A new study has discovered a gene that can raise the risk of male breast cancer by 50 percent.
The research was conducted at the Institute of Cancer Research, London, where the researchers assessed the genetic risk to male breast cancer using the genome-wide association study (GWAS).
The GWAS studies examined the link between genes and human disease. In this kind of a study, the researchers look at the entire genome for variations in single nucleotide polymorphisms (SNPs- pronounced "snips") that occur in people who have the particular disease. Researchers can then find what genes may have a role in a particular disease.
The present study involved approximately 800 men who were diagnosed with breast cancer. The researchers looked at more than 447,000 genetic changes to find out which specific genetic change is linked to the cancer. They confirmed their finding by conducting a similar study on another set of 438 men who had breast cancer.
The researchers found that a gene, called RAD51B, was linked to breast cancer in men.

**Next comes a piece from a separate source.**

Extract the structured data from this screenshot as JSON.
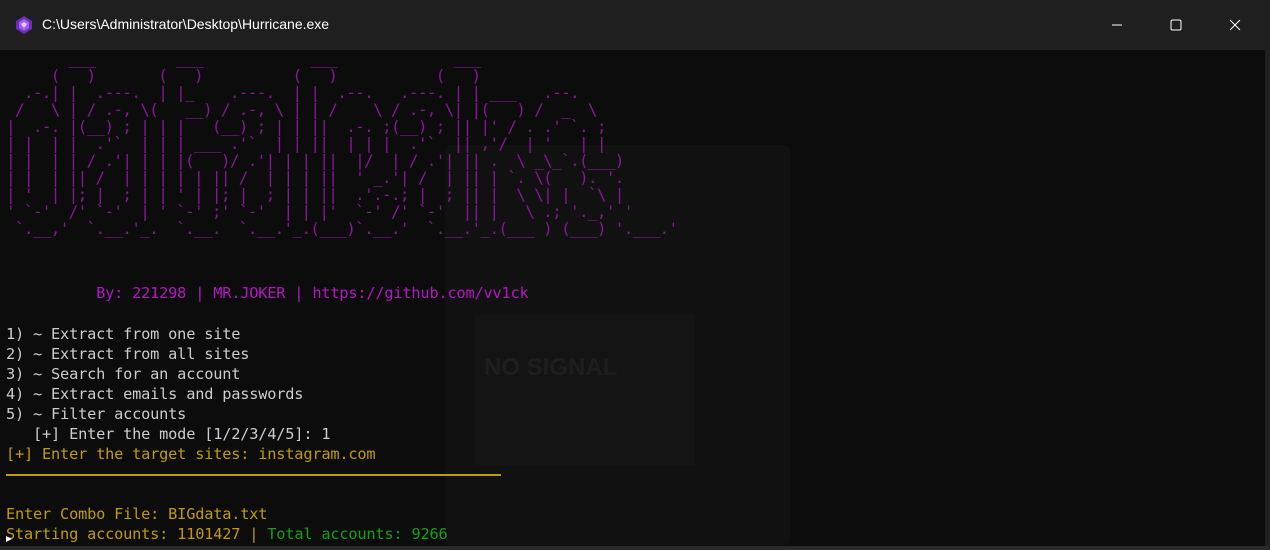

Small variations in this gene can lead to a 50 percent increased risk in male breast cancer. Variations in this gene are also linked to breast cancer in women, according to a news release by the Institute of Cancer Research.
"This study represents a leap forward in our understanding of male breast cancer. It shows that while there are similarities with female breast cancer, the causes of the disease can work differently in men. This raises the possibility of different ways to treat the disease specifically for men," said Dr. Nick Orr, author of the study.
Breast cancer is rare in men. In the U.S., it is estimated that about 2,190 men will be diagnosed with breast cancer in 2012 and about 410 men will die due to this cancer.
"Male breast cancer is rare, which makes it difficult to study. Through drawing on many hundreds of patients from this country and abroad, we can now start to unravel its causes. We will be continuing this research to try to find more genes that raise the risk of male breast cancer, in order to understand better the causes of this disease in men, and in women," said Anthony Swerdlow, from The Institute of Cancer Research.